◆ **Materials provided**
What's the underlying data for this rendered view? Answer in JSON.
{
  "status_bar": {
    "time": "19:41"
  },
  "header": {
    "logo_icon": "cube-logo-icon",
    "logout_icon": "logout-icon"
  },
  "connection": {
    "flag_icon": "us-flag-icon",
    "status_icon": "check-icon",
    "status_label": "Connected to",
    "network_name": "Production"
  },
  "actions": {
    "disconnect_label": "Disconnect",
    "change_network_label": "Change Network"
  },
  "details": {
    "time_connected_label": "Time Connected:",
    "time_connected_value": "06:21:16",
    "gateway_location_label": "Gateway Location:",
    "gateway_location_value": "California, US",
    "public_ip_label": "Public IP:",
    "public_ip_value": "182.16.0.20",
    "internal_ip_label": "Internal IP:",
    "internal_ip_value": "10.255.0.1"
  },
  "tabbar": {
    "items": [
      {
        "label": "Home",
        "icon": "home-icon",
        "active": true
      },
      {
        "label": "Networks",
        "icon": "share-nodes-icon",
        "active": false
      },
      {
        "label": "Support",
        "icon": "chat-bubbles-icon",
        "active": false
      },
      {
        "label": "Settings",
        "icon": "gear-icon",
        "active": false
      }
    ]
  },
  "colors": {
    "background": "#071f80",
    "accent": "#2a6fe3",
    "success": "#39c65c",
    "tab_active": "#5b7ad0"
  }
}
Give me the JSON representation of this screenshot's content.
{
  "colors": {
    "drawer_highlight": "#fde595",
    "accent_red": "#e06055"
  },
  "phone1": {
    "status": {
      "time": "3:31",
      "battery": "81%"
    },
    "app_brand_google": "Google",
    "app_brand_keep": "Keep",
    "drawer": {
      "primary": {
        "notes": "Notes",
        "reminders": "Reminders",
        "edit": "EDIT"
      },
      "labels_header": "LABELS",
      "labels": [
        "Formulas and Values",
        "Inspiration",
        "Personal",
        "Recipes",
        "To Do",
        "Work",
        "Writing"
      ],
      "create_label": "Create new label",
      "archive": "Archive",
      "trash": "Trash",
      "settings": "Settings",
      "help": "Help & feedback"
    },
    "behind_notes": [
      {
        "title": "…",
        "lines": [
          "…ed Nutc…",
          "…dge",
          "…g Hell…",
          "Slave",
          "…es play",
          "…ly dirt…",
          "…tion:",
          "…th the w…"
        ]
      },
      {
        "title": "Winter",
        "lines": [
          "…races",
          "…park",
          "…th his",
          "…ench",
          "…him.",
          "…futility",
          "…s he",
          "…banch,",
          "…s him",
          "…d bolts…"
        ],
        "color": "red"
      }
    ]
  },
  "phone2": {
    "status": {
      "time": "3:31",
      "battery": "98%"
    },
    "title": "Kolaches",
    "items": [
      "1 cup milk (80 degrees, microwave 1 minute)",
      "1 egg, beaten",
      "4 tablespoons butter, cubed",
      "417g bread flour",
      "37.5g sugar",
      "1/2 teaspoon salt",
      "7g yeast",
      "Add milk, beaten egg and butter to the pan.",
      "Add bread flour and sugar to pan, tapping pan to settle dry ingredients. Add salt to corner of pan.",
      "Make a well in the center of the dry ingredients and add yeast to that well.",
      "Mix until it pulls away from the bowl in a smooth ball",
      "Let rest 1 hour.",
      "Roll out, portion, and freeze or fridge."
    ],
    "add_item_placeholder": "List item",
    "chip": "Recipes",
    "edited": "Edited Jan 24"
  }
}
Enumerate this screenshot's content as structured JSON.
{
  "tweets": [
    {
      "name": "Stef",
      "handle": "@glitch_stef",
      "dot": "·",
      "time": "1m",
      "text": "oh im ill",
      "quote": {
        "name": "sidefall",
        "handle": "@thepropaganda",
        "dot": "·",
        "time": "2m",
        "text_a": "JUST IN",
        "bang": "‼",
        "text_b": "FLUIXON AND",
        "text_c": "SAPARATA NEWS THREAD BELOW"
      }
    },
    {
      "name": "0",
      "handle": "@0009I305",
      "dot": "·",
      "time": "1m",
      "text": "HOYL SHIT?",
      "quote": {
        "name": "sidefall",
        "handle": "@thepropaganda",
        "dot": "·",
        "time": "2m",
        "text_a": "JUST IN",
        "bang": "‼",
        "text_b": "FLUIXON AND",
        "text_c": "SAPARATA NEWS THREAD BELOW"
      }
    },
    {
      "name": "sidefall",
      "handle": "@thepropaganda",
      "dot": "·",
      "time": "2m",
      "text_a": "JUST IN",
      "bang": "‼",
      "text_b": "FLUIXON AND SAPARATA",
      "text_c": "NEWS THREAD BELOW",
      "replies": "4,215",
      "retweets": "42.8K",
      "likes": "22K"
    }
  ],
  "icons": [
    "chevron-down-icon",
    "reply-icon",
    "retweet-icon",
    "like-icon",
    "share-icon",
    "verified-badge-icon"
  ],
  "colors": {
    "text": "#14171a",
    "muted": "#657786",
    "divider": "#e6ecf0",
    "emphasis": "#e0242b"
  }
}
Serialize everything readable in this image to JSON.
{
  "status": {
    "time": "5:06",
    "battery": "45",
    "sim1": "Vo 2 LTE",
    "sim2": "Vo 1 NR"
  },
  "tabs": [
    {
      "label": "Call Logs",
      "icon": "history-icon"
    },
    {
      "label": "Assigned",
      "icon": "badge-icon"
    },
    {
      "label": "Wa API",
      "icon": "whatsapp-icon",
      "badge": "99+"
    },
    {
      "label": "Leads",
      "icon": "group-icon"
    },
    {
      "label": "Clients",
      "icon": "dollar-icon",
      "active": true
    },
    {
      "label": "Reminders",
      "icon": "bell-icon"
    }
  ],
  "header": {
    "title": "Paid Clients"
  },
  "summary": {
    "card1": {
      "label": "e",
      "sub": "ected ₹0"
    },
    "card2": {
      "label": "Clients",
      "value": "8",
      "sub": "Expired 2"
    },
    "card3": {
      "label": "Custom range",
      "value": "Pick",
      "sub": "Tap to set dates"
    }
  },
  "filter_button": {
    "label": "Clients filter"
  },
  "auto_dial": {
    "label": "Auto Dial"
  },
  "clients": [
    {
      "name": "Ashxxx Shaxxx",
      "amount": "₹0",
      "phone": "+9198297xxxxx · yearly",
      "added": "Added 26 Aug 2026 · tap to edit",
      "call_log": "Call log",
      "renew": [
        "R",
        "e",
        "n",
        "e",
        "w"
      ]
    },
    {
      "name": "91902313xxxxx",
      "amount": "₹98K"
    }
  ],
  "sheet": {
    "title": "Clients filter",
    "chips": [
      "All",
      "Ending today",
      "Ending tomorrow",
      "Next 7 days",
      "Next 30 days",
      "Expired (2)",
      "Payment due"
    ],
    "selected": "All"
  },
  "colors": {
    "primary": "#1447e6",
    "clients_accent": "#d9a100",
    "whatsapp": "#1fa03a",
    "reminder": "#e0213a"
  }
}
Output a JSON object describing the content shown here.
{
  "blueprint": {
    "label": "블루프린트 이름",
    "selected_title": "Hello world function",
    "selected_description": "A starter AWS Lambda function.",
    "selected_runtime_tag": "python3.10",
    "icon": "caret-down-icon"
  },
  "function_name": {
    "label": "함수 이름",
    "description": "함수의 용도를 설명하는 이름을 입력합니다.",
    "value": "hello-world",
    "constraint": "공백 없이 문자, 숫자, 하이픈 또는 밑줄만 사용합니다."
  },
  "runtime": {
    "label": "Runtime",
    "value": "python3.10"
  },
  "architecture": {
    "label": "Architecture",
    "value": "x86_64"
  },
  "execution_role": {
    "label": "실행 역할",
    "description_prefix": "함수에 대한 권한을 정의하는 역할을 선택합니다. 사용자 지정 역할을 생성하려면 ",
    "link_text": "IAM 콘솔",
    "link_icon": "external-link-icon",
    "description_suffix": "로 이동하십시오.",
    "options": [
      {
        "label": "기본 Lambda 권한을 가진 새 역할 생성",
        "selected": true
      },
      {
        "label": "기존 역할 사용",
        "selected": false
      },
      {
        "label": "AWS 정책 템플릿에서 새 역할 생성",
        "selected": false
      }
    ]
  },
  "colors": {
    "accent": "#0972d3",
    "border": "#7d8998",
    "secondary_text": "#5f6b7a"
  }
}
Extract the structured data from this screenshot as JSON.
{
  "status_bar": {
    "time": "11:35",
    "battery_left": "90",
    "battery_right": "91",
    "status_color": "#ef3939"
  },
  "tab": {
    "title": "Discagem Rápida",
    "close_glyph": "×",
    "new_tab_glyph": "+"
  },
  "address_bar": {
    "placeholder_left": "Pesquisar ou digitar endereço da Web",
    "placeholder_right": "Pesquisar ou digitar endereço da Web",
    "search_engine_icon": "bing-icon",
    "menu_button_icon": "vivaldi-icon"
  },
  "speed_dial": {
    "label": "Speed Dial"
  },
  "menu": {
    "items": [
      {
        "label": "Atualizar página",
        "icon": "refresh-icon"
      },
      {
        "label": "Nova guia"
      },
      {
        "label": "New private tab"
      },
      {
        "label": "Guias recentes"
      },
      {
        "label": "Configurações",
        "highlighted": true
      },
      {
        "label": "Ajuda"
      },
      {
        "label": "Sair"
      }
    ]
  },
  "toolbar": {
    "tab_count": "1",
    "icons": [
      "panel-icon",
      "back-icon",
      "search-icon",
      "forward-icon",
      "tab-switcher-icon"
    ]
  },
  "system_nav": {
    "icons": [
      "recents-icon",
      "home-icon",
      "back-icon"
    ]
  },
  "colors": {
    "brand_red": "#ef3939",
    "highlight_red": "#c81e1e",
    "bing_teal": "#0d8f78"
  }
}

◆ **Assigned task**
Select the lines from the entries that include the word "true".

◆ **Exercise result**
        "active": true
      "active": true
        "selected": true
        "highlighted": true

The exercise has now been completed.